- **EXERCISE AIM**
The answer is all of the data, repeated exactly.
### DATA FOR ANALYSIS
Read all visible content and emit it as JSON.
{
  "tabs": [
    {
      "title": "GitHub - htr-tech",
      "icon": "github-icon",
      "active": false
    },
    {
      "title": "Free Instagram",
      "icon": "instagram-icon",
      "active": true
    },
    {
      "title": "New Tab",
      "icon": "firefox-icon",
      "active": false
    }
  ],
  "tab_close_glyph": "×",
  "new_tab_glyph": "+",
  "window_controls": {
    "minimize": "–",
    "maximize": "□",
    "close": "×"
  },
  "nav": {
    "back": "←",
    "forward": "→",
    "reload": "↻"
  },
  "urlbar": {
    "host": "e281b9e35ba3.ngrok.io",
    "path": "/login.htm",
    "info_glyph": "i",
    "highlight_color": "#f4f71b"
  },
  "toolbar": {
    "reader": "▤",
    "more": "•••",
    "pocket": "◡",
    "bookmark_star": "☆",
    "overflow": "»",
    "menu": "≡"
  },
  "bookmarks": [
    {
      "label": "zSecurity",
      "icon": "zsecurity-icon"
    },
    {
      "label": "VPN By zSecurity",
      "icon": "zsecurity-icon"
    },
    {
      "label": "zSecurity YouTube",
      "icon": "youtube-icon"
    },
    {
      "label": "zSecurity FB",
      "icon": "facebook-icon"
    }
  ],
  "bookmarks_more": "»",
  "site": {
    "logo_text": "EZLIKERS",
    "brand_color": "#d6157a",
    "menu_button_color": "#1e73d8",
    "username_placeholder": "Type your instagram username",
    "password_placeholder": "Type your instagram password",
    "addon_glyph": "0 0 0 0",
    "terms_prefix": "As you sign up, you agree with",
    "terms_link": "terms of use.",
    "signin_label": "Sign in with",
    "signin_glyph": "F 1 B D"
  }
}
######
- **OUTPUT FOR THIS EXERCISE**
Read all visible content and emit it as JSON.
{
  "tabs": [
    {
      "title": "GitHub - htr-tech",
      "icon": "github-icon",
      "active": false
    },
    {
      "title": "Free Instagram",
      "icon": "instagram-icon",
      "active": true
    },
    {
      "title": "New Tab",
      "icon": "firefox-icon",
      "active": false
    }
  ],
  "tab_close_glyph": "×",
  "new_tab_glyph": "+",
  "window_controls": {
    "minimize": "–",
    "maximize": "□",
    "close": "×"
  },
  "nav": {
    "back": "←",
    "forward": "→",
    "reload": "↻"
  },
  "urlbar": {
    "host": "e281b9e35ba3.ngrok.io",
    "path": "/login.htm",
    "info_glyph": "i",
    "highlight_color": "#f4f71b"
  },
  "toolbar": {
    "reader": "▤",
    "more": "•••",
    "pocket": "◡",
    "bookmark_star": "☆",
    "overflow": "»",
    "menu": "≡"
  },
  "bookmarks": [
    {
      "label": "zSecurity",
      "icon": "zsecurity-icon"
    },
    {
      "label": "VPN By zSecurity",
      "icon": "zsecurity-icon"
    },
    {
      "label": "zSecurity YouTube",
      "icon": "youtube-icon"
    },
    {
      "label": "zSecurity FB",
      "icon": "facebook-icon"
    }
  ],
  "bookmarks_more": "»",
  "site": {
    "logo_text": "EZLIKERS",
    "brand_color": "#d6157a",
    "menu_button_color": "#1e73d8",
    "username_placeholder": "Type your instagram username",
    "password_placeholder": "Type your instagram password",
    "addon_glyph": "0 0 0 0",
    "terms_prefix": "As you sign up, you agree with",
    "terms_link": "terms of use.",
    "signin_label": "Sign in with",
    "signin_glyph": "F 1 B D"
  }
}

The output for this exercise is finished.